Lance Janssen hasn’t led a charmed existence. The Healdsburg man has a long criminal rap sheet, dating back to the late 1980s, and has spent much of his adulthood in jail and prison. It looked like he was going away for life when he committed his third ‘strike’ offense: Fleeing police last year through Fountaingrove in Santa Rosa with a loaded handgun under the seat of his motorcycle. But fate finally smiled on the 45-year-old ex-con.
Plans for a new Sonoma County courthouse are moving forward, but a scaled-down budget and a delayed schedule are expected to push construction back another year to 2015. The revisions, driven by state funding woes, are expected to trim more than $15 million, or about 10 percent, from the construction budget, reducing the total estimated cost to about $166 million.
A Sonoma County judge has struck down the approval for a controversial rock quarry west of Cotati, saying key parts of the environmental impact report were inadequate. The final ruling, issued Thursday by Judge Elliot Daum, could derail the project by requiring the county and quarry developer John Barella to conduct a new environmental report, or overhaul large parts of the existing one. Opponents of the 70-acre Roblar Road quarry, including neighbors and environmentalists, welcomed the decision.
Wal-Mart may revive a controversial plan to expand its Rohnert Park store with a 32,000-square-foot grocery — a proposal approved by the city two years ago but then stopped in court. ‘We’re evaluating the next steps and working with the city on the requirements established by the judge’s ruling,’ said Wal-Mart West media director Delia Garcia. She was referring to a 2011 decision in which Sonoma County Superior Court Judge Rene Chouteau said parts of the environmental report for the project were inadequate.
State officials approved a $5.2 million deal Wednesday to buy land in Santa Rosa for a new $178.7 million Sonoma County courthouse. The state Public Works Board approved the agreement to purchase 6.8 acres of bargain-priced land from the county at its main campus north of Steele Lane. It includes the site of the former county jail, which was demolished in 2010.
Cameras at the courthouse are not new. But with the rise of multi-defendant gang cases drawing dozens of onlookers — and with the strain of staff reductions — cameras are seeing more action in Sonoma County courtrooms. Some see the devices as an invasion of privacy rights and an incursion on civil liberties. What’s your take?
Lawyers argued Friday before a packed courtroom about a controversial asphalt plant proposed for the Petaluma River that was approved by the Sonoma County Board of Supervisors despite community opposition over potential environmental effects.
Opponents and supporters of the proposed Dutra Materials asphalt plant south of Petaluma are set to have their date in court Friday. A lawsuit challenging approval of the project, one of the most controversial land-use issues in Sonoma County, will be the focus of a civil court hearing. What should the judge do?

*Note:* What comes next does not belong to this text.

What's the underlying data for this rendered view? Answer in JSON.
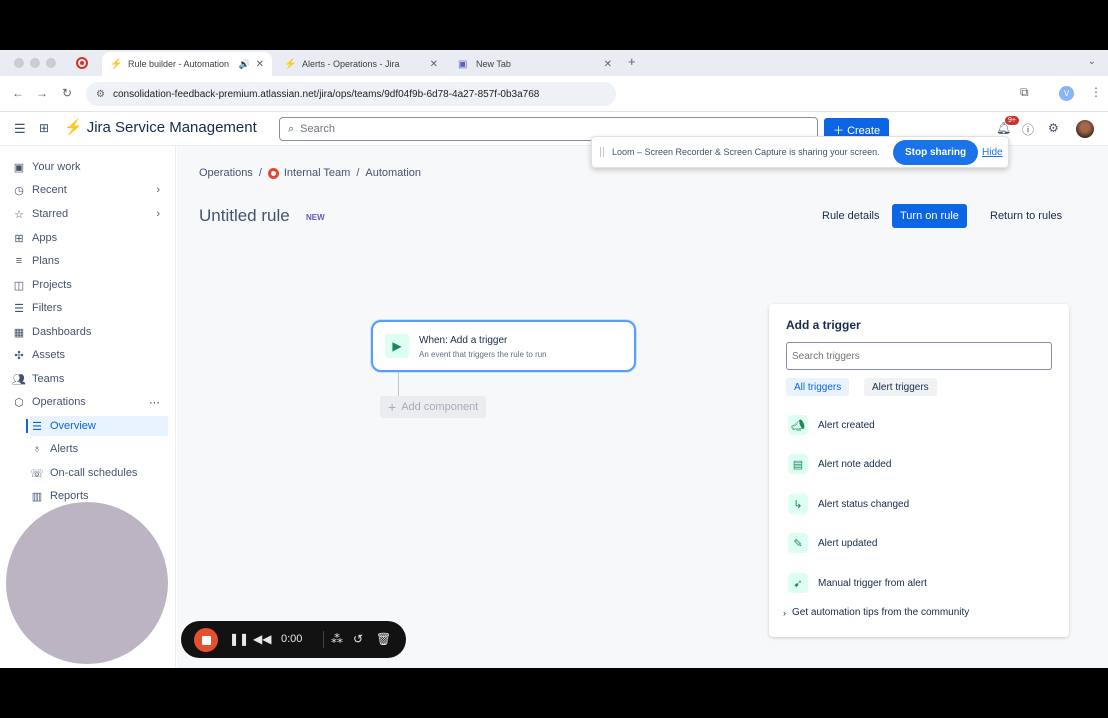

A 20-year-old Windsor man behind a rash of commercial burglaries was the first to be sentenced in Sonoma County under a new state law that requires certain offenders to serve their time in local jails rather than state prison. The law, designed to reduce prison overcrowding, may be the biggest change to the county’s criminal justice system in a generation. Some are concerned that local officials are not equipped to handle hundreds of additional offenders entering the county jail and probation system each year.
Gov. Jerry Brown’s raid on courthouse construction funds to balance the state budget means Sonoma County will likely wait another year before its aging facility is replaced. The county is now looking at 2016 until it gets a new courthouse — and construction could be put off even longer.